The Cave of the Prehistoric Man is just a roadside attraction, a short hike off the main drag up a hillside with a wide cave. The cave was discovered in 1966, and the remains of an early man along with his stone tools and relics are said to date back as far as 12,000 years ago. The walkway to the site is a good place to sit still and see what kinds of wild things you can spot.
The Cave of the Prehistoric Man
Cuc Phuong is a good day trip from Hanoi, and some tourist cafes offer programs for as little as $30 (if you have four people in your group); but a day trip means arriving in the middle of the day, when jungle animals are fast asleep and when the heat and humidity, especially in the spring hot season, can be too much. It is also possible to overnight in the park headquarters or at the visitor information center. They offer basic rooms in a block building at the entrance. Doubles go for $15 to $25.
One of the most pleasant aspects of visiting Cuc Phuong is the possibility of connecting with visiting naturalists and scientists (when I was there, I met a large contingent from the Philippines), and the overnight accommodations, though rustic, make for a fun evening — especially with a gaggle of scientists in the canteen. There’s a lake just inside the park, which is set up like a small summer camp for large groups, usually Vietnamese school kids, and the site echoes with good Vietnamese campfire songs.
The tourist coming here

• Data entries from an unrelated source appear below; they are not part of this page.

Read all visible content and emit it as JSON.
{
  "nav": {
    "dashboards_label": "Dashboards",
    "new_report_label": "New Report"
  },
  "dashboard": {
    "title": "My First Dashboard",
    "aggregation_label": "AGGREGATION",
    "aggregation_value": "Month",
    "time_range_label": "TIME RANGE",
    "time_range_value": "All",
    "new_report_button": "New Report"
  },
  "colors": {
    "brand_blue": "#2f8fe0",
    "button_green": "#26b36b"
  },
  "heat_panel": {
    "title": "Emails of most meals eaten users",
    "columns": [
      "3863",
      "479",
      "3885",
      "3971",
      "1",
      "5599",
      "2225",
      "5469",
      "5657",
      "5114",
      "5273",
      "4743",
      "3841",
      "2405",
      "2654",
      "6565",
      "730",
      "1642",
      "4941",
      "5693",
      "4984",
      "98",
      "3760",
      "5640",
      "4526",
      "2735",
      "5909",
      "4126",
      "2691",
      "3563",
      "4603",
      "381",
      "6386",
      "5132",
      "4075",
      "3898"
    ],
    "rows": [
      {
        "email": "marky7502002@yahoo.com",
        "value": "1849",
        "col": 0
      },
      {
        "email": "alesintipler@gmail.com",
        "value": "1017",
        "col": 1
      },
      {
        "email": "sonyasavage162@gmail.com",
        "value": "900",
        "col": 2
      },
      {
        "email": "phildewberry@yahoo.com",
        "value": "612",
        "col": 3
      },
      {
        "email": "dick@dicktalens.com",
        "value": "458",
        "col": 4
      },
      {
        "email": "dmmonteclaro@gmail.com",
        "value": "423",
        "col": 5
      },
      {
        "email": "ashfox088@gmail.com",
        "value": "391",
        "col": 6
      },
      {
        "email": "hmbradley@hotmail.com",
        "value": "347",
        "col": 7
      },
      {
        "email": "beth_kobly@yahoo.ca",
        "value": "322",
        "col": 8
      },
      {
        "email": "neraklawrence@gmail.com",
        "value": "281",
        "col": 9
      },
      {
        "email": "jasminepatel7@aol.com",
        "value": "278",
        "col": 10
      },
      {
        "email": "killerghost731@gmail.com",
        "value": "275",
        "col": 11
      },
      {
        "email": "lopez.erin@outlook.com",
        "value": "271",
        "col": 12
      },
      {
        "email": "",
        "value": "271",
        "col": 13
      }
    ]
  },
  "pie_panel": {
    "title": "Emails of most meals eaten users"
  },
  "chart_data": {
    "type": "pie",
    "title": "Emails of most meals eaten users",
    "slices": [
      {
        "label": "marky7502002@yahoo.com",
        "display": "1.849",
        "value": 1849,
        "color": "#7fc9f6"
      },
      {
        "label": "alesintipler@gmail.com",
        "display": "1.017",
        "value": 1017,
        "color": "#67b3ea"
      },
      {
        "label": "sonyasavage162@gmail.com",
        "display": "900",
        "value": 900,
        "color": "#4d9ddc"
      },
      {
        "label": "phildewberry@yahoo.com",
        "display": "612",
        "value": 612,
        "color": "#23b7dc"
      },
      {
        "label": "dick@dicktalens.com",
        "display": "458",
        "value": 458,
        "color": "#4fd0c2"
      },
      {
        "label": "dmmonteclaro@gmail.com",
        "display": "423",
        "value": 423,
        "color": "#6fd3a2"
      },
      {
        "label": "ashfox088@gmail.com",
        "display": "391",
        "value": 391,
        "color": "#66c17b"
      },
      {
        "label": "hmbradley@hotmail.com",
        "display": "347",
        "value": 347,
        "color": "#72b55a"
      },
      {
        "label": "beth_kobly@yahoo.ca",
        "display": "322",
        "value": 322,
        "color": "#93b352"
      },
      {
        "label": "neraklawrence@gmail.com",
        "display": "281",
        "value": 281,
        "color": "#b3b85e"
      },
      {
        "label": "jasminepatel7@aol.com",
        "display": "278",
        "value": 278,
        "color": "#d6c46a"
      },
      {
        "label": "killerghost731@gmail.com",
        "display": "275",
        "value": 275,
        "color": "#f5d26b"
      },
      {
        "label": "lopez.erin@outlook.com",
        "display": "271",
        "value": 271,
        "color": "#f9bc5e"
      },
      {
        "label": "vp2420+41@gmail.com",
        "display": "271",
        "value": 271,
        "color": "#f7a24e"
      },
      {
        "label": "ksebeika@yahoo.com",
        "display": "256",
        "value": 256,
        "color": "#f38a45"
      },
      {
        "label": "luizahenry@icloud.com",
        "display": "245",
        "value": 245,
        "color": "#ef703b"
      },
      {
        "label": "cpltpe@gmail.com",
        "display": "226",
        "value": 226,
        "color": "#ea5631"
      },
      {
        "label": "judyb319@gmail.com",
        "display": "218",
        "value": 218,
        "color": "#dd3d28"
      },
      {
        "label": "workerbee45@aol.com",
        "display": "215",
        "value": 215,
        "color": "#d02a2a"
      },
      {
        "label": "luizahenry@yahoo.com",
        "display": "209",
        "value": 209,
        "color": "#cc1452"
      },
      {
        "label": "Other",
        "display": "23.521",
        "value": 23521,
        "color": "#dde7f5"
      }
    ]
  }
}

Foreigners comprise only a small percentage of the 70,000 people or so who visit the park annually, and the large groups of Vietnamese tourists — and many school groups — are not yet well versed in eco-tourism practices. (I kept coming across a group of more than 50 school kids, all dressed in the same bright yellow T-shirts and wearing oversize straw hats, led by a guide with a bullhorn blaring instructions and information — so much for animal spotting.) Talk to guides about good night-spotting trips and rigorous overnights in the jungle.